The actress never forgot the country or continent of her birth, and founded the Charlize Theron Africa Outreach Project. The charitable organisation takes a ground-level approach to educating impoverished and rural communities about the virus and the syndrome to which it could lead, how to minimise or prevent risk of contracting or spreading the virus, how to live healthily with HIV, the importance of anti-retroviral therapy, and other important topics.
Members of Rush
In 2015, the members of Canadian rock band Rush, namely Alex Lifeson, Geddy Lee, and Neil Peart, received the Allan Waters Humanitarian Award at that year’s annual Juno Awards. The award acknowledges Canadian artists who have made a real difference to the country.
Over the course of a career spanning 4 decades, the band has:
- Offered long-term support to the Toronto Food Bank, United Way, and UNICEF
- Donated $1 from every ticket sale to charitable organisations such as Doctors Without Borders
- Played benefit concerts and donated money to charitable causes and organisations such as those affected by the 2013 southern Alberta foods, the Make It Right Foundation, Little Kids Rock, and the Canadian Museum of Human Rights.
- Supported a range of other causes as a band and as individuals
The cynics can say what they like. Celebrities do not put in a near-lifetime of charitable work for publicity. If they were really that shallow, they would tire of mingling with the poor, the sick, the orphaned, animals in conservation or wildlife rehabilitation projects, and the rest very quickly.

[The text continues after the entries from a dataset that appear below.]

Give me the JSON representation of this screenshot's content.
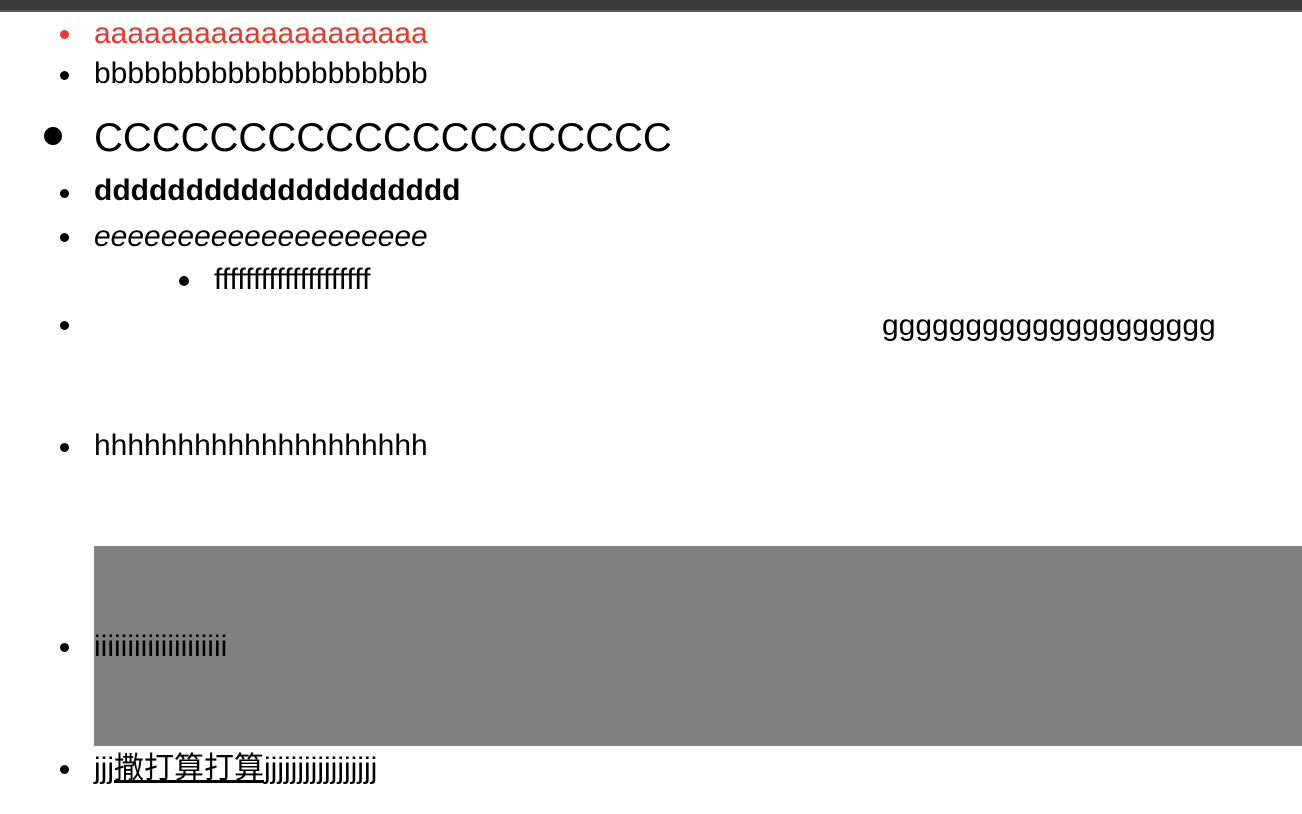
{
  "list": {
    "item_a": "aaaaaaaaaaaaaaaaaaaa",
    "item_b": "bbbbbbbbbbbbbbbbbbbb",
    "item_c": "CCCCCCCCCCCCCCCCCCCC",
    "item_d": "dddddddddddddddddddd",
    "item_e": "eeeeeeeeeeeeeeeeeeee",
    "item_f": "ffffffffffffffffffff",
    "item_g": "gggggggggggggggggggg",
    "item_h": "hhhhhhhhhhhhhhhhhhhh",
    "item_i": "iiiiiiiiiiiiiiiiiiii",
    "item_j_prefix": "jjj",
    "item_j_underlined": "撒打算打算",
    "item_j_suffix": "jjjjjjjjjjjjjjjjj"
  },
  "colors": {
    "item_a_color": "#e8382a",
    "highlight_box_color": "#808080"
  }
}
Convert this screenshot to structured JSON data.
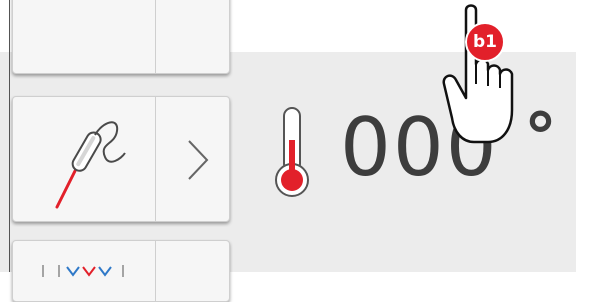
{
  "display": {
    "temperature_value": "000",
    "temperature_unit": "°"
  },
  "hint": {
    "badge_label": "b1"
  },
  "icons": {
    "probe": "core-probe-icon",
    "chevron": "chevron-right-icon",
    "thermometer": "thermometer-icon",
    "hand": "pointing-hand-icon"
  },
  "colors": {
    "accent": "#e2202a",
    "text": "#3d3d3d",
    "panel": "#ececec"
  }
}
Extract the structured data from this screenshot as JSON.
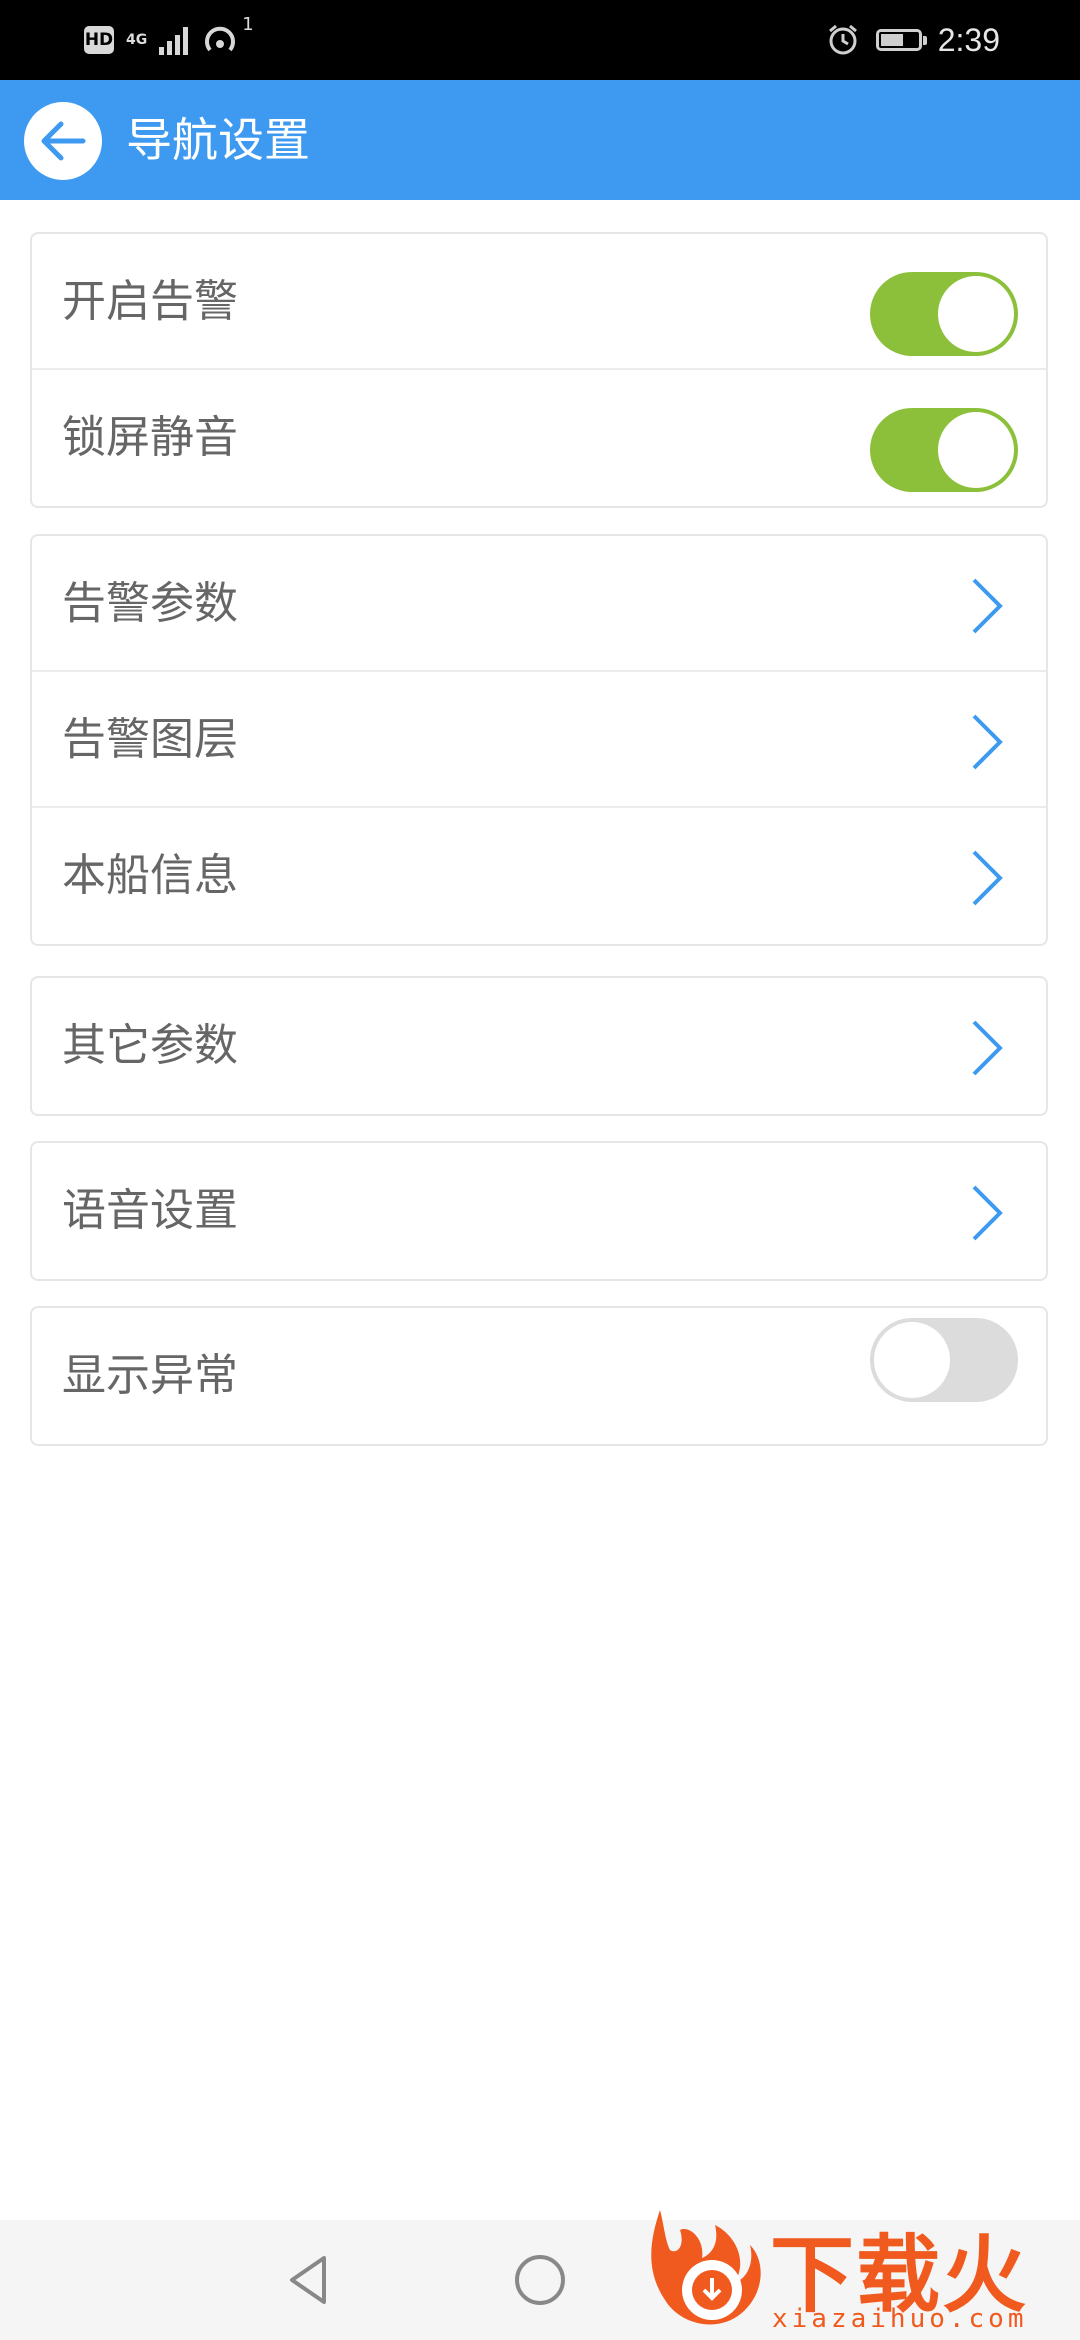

If you became a celebrity, would you use your newfound status to make a positive difference in the world around you?